This one-year follow-up study (n = 130 at baseline, n =2745 at follow-up, aged 45-74 years) examined the relationship of patients' perceptions of coronary heart disease (CHD) and illness-related factors with global health status and global quality of life (QOL) ratings. The independent variables were CHD history (myocardial infarction, revascularisation), CHD severity (use of nitrates, CHD risk factors and co-morbidities) and illness perceptions. In multivariate regression analysis, CHD history and severity explained 13% of variance in global health status and 8% in global QOL ratings at the baseline. Illness perceptions increased the share of explained variance by 18% and 16% respectively. In the follow-up, illness perceptions explained a significant but modest share of variance in change in health status and QOL when baseline health status and QOL and CHD severity were adjusted for more symptoms being attributed to CHD, severe perceived consequences of CHD, as well as a weak belief in the controllability of CHD were related to poor global health status and QOL ratings. In structural path models associations of CHD severity factors were mediated by illness perceptions. The association of disease severity with dependent variables was weaker after controlling for illness perceptions. Cognitive representations of CHD contribute to both global health status and QOL ratings and they also mediate the associations between CHD severity and well-being. No gender differences were found in associations of illness perceptions with health status or QOL ratings.

Attributions, Coronary heart disease, Global health sttaus rating, Global quality of life rating, Illness perceptions,
Quality of Life Research
Erasmus MC: University Medical Center Rotterdam

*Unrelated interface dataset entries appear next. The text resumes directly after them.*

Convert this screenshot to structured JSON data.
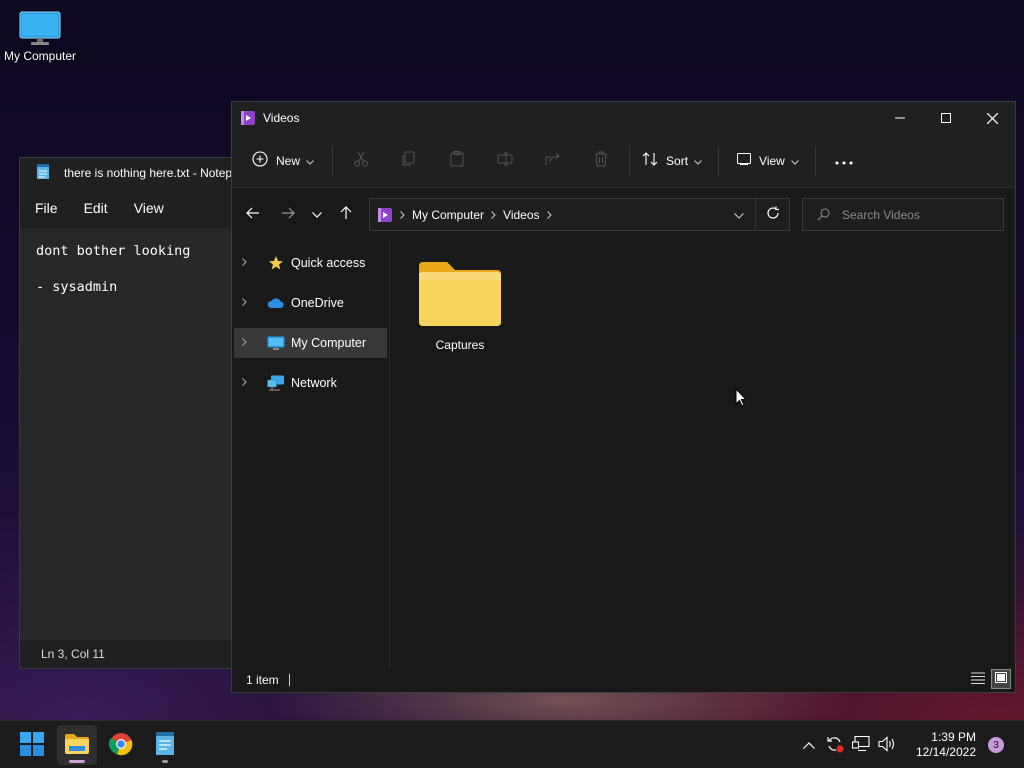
{
  "desktop": {
    "icon_label": "My Computer"
  },
  "notepad": {
    "title": "there is nothing here.txt - Notepad",
    "menu": [
      "File",
      "Edit",
      "View"
    ],
    "lines": [
      "dont bother looking",
      "",
      "- sysadmin"
    ],
    "status": "Ln 3, Col 11"
  },
  "explorer": {
    "title": "Videos",
    "toolbar": {
      "new_label": "New",
      "sort_label": "Sort",
      "view_label": "View"
    },
    "breadcrumb": [
      "My Computer",
      "Videos"
    ],
    "search_placeholder": "Search Videos",
    "sidebar": [
      {
        "label": "Quick access",
        "icon": "star-icon"
      },
      {
        "label": "OneDrive",
        "icon": "cloud-icon"
      },
      {
        "label": "My Computer",
        "icon": "computer-icon",
        "selected": true
      },
      {
        "label": "Network",
        "icon": "network-icon"
      }
    ],
    "items": [
      {
        "label": "Captures",
        "type": "folder"
      }
    ],
    "status": "1 item"
  },
  "taskbar": {
    "apps": [
      "start",
      "file-explorer",
      "chrome",
      "notepad"
    ],
    "time": "1:39 PM",
    "date": "12/14/2022",
    "notifications": "3"
  },
  "colors": {
    "accent": "#c79ad9",
    "folder": "#f7cf5a",
    "window_bg": "#191919"
  }
}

Aalto, A.-M, Aro, A.R, Weinman, E.J, Heijmans, M.J.W.M, Manderbacka, K, & Elovainio, M. (2006). Sociodemographic, disease status, and illness perceptions predictors of global self-ratings of health and quality of life among those with coronary heart disease - One year follow-up study. Quality of Life Research, 15(8), 1307–1322. doi:10.1007/s11136-006-0010-3